Getting It Done With Practical Agilism

Aug 28, 2019

The Luminate team are all accomplished project leaders. With decades in delivery between us, we’ve seen a few “hot” methodologies in our time. In our experience it can be exciting to see a new approach roll off the assembly line – a different methodology can truly galvanise an organisation. However, if not implemented properly they are just as capable of sinking a project before it’s even out of the blocks.

The rise of dogmatic agile

The biggest issue comes when an organisation believes any particular methodology is a guarantee of success. And in the last few years things seem to have gotten a little more dogmatic in this area. Businesses are adhering to a particular framework, mistakenly believing that’s them home and dry. It’s a common mistake and one we regularly help organisations address. At Luminate we know it’s people, and not any framework or methodology that makes a project.

Even with changing methodologies, good project management truisms hold true. One of our favourites is this – any framework can work, but only if it makes sense given other environmental constraints. It’s this constant that seems most under threat at the moment, as more and more businesses embrace (with an almost religious zeal) a single framework. It seems a sure fire way to promote failure to us. In fact, here’s one of our Luminate secrets – our  project leads are multi-denominational in their approach. We don’t adhere to any one guiding framework… instead we select the methodology best suited to the organisation.

Not that this is easy. Too many organisations have succumbed to “agile good, waterfall bad”, making discussions around delivery difficult. None of this means we don’t believe in agile methodology. Far from it – working with highly effective agile delivery teams is powerful, with real value in the common-sense elements of agile delivery. But that doesn’t always make it the right choice.

Delivery through the right framework

Over the years we’ve worked with multiple delivery specialists, many of whom delivered beautifully using non-agile methods. It wasn’t the methodology that brought their projects home. It was years of hard-won experience, working in different environments, and across different methodologies. Too many organisations today would discount this, hold tight to agile and throw the baby out with the bathwater, simply because it’s not well understood.

The problem with that sort of dogmatic agilism is this. The ideal conditions for agile projects often don’t exist. A more common reality is distributed, large or cross-functional teams, outsourced (often from offshore), along with limited availability of key stakeholders and critical resources, a fixed scope and duration. All these are sub-optimal conditions for an agile delivery.

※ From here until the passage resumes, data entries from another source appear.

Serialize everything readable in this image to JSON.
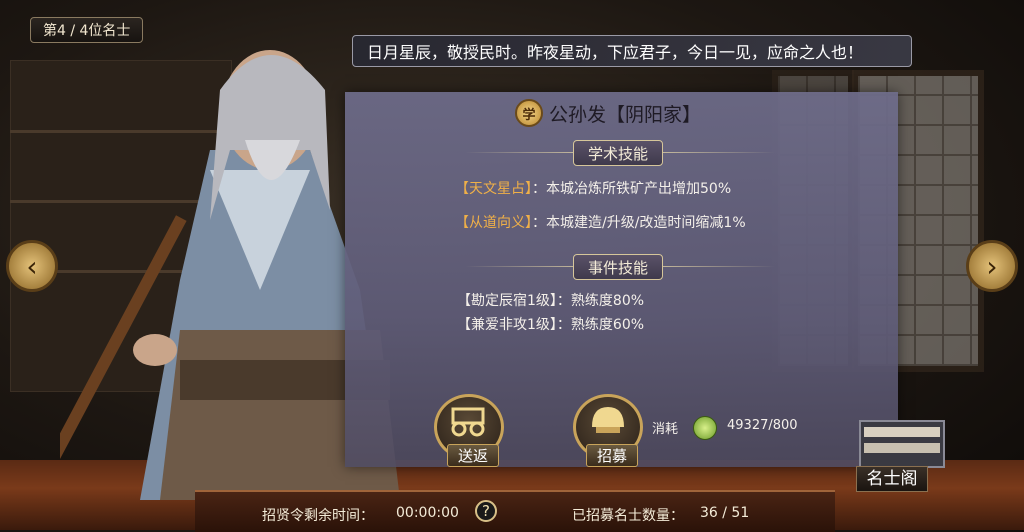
{
  "header": {
    "counter": "第4 / 4位名士"
  },
  "speech": "日月星辰，敬授民时。昨夜星动，下应君子，今日一见，应命之人也！",
  "panel": {
    "seal_char": "学",
    "title": "公孙发【阴阳家】",
    "academic_title": "学术技能",
    "academic_skills": [
      {
        "name": "【天文星占】",
        "desc": "：本城冶炼所铁矿产出增加50%"
      },
      {
        "name": "【从道向义】",
        "desc": "：本城建造/升级/改造时间缩减1%"
      }
    ],
    "event_title": "事件技能",
    "event_skills": [
      "【勘定辰宿1级】：熟练度80%",
      "【兼爱非攻1级】：熟练度60%"
    ]
  },
  "actions": {
    "send_back": "送返",
    "recruit": "招募",
    "cost_label": "消耗",
    "cost_value": "49327/800"
  },
  "hall": {
    "label": "名士阁"
  },
  "footer": {
    "timer_label": "招贤令剩余时间：",
    "timer_value": "00:00:00",
    "help": "?",
    "count_label": "已招募名士数量：",
    "count_value": "36 / 51"
  }
}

So if these conditions don’t conform to an agile framework, it follows organisations need to reconsider their stubborn adherence to agile delivery. By taking an agnostic and holistic view of the environment and problem being faced, they can then apply the best approach and tools for that situation.

Because let’s face it. The really important thing here is whether the project output is delivering value to the business. And whether the team (or tribe or squad) is taking accountability for delivery and driving to realise the benefits underpinning the business case.

That’s why at Luminate we practise what we call Pragmatic Agilism.

Pragmatic agilism and project excellence

Pragmatic agilists champion agile, while dealing sensibly and rationally with environmental constraints based on practical experience and capability rather than theoretical considerations.

Compare this to dogmatic agilists – often they’ve never worked outside of an Agile framework, causing them to compromise principles so long as the framework is maintained. It doesn’t take much to realise that very resistance to adaptation is fundamentally at odds with the principles their framework is built on.

With experience of multiple frameworks a pragmatic agilist is most likely to modify their approach. They’re the guys who test and implement new ideas in order to maximise business value. Simply put, pragmatic agilists do what’s necessary to get the job done.